By Philip Sikes
Brunson Miller hadn’t set foot on a track when his high school football coach tried to convince him to train for the 800 meters as a senior in Murrells Inlet, S.C.
“In my first meet, I started in the 400,” he said. “I thought I was going to die after the race. I told the coach I wasn’t running two laps, so I’ve been running the 400 ever since.”
Four years later, the Clemson track and field program is reaping the spoils of his decision to stay with just one lap.
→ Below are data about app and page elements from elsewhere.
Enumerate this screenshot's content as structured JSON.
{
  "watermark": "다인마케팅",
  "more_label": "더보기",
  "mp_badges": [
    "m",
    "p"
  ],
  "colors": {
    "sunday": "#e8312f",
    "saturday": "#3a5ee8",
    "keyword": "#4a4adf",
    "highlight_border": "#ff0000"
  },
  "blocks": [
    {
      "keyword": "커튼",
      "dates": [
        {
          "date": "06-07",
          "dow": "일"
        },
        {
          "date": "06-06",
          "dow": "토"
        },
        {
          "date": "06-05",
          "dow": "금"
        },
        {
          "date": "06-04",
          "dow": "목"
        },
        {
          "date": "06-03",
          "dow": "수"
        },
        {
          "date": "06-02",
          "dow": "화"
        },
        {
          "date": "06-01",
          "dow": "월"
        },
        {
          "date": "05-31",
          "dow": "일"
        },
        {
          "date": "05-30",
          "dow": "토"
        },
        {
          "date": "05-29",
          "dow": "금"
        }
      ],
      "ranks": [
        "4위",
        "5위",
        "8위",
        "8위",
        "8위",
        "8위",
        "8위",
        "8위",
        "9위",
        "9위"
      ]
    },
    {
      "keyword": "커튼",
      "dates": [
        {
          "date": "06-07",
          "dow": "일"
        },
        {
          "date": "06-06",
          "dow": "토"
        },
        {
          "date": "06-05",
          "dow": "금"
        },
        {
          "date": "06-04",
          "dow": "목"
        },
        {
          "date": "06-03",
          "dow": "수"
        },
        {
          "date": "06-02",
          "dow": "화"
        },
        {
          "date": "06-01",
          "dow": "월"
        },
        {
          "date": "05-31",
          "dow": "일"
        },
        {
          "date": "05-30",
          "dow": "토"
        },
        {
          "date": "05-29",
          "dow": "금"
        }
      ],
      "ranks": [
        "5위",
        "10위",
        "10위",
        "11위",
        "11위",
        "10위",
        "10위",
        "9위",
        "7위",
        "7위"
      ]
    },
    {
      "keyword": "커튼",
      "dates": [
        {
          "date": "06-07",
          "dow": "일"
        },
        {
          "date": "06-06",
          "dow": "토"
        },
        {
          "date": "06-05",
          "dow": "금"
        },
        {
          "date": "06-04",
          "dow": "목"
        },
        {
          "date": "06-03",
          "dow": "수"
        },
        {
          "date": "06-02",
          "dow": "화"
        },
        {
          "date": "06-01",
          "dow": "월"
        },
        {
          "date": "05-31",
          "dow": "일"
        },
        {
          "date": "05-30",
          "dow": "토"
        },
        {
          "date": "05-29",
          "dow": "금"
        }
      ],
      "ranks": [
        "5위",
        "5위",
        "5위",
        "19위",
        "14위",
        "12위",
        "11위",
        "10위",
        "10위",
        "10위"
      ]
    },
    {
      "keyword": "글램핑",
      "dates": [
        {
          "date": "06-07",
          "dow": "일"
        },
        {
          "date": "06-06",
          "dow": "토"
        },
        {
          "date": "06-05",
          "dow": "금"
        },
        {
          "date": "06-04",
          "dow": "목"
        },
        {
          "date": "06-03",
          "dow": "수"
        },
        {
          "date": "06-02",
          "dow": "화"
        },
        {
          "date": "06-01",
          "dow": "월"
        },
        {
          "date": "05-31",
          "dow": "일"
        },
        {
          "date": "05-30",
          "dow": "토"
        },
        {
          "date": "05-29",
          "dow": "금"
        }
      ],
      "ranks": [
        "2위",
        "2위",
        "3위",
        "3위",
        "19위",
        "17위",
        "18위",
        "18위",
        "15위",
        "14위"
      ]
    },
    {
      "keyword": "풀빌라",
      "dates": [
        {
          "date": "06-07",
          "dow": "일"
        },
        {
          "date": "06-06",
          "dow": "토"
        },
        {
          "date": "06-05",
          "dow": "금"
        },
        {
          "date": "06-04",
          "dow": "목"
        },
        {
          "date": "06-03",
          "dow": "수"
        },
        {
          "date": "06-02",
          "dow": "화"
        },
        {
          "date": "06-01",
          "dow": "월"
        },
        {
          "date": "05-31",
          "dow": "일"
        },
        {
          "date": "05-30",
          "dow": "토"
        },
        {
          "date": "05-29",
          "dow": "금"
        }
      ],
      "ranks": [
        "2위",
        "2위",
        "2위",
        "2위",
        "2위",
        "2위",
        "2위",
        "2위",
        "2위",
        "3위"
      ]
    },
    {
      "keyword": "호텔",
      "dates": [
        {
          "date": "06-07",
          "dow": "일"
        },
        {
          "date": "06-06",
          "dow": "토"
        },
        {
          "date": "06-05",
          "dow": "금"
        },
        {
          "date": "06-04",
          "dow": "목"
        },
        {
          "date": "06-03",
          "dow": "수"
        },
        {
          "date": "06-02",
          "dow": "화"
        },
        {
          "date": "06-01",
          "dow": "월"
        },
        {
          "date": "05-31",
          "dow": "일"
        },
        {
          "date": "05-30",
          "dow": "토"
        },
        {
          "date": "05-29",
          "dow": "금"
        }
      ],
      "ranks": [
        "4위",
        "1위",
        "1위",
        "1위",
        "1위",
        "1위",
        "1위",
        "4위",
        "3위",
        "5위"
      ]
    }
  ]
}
Last weekend, Miller became the first Clemson athlete to win an ACC Championship in the men’s 400 dash since 2003 — a stretch of 10 indoor seasons.
On top of that, he anchored the 4×400 relay to a gold medal in the final event of the championship, propelling Clemson to a third-place finish as a team, its best since 2008. In the relay, he took the baton in third place but rocketed past the two leading teams within the final 150 meters to grab the title.
His showing at the ACC Indoor Championships in Blacksburg, Va., opened a lot of eyes around the conference, but not those of his teammates who had seen his capabilities since he transferred in from The Citadel last August.
“It’s definitely something to see,” said Marcus Maxey, Clemson senior hurdler, of Miller’s closing ability. “He’s that X-factor we’ve been looking for.”
Miller was the one initially looking for his true calling. He attended The Citadel for football, but ultimately played just one season before focusing on track following three Southern Conference championships his first year.
While Miller was experiencing unparalleled success on the track, adapting to the military lifestyle employed at The Citadel was a life-changing adjustment.
“That first semester of freshman year was the toughest,” he said. “We wake up at 5:30 every day, and all the freshmen clean the entire battalion. You go back to your room, shine your shoes, shave, and then eat breakfast with the entire corps at 7 a.m.
“I was taking 17 hours, so from there I had class from 8 until about 2 in the afternoon. I’d catch a nap from 2 to 3 and then at 3:30 we’d start football practice all the way up until study hall. Then I’d go home and get ready to do it again the next day.”
Miller said the No. 1 principle he took from his experience at The Citadel was learning to manage his time wisely. When he got to Clemson last fall, it was a relatively easy transition for him.
“I’m usually in the bed by 10 now,” he joked.
Clemson was one of three schools Miller looked at when examining his transfer choices, along with East Carolina and South Carolina. He had a prior connection to Tigertown, as his father, David Miller, had earned his undergraduate degree from Clemson.
The fact that his father had attended Clemson played a big role in his decision to join the Tigers, but it wasn’t the primary factor he considered.
“I looked at how each school ranked in track,” Miller said. “I saw last year Clemson finished fifth at ACCs. I calculated my times and factored that in, and thought if I wound up at Clemson I could really help out.”
So far that’s been a giant understatement.
Miller established a personal best after capturing the ACC crown with a time of 46.49, which he dropped to 46.23 on Saturday at Notre Dame. His time, No. 3 in Clemson history, was so good that he put himself in position to earn a spot in this week’s NCAA Championships field — the first for a Clemson men’s 400-meter sprinter since Ato Modibo in 2002. He’s also helped the Tigers to a No. 17 national ranking as a team.
With the help of his father, Miller set a goal before the 2013 indoor season to make the national final, but says he “never wants to put a ceiling” on how far he can go.
David Miller, an attorney, has recently undergone chemotherapy to cope with bone cancer in his mouth. Brunson first heard the news during the fall semester, and carries his father’s condition with him each and every competition.
“One thing that will make him happy will be watching me light it up on the track,” Miller said.
Suffice it to say, David Miller is also happy his son stopped and focused on a one-lap race his senior year of high school.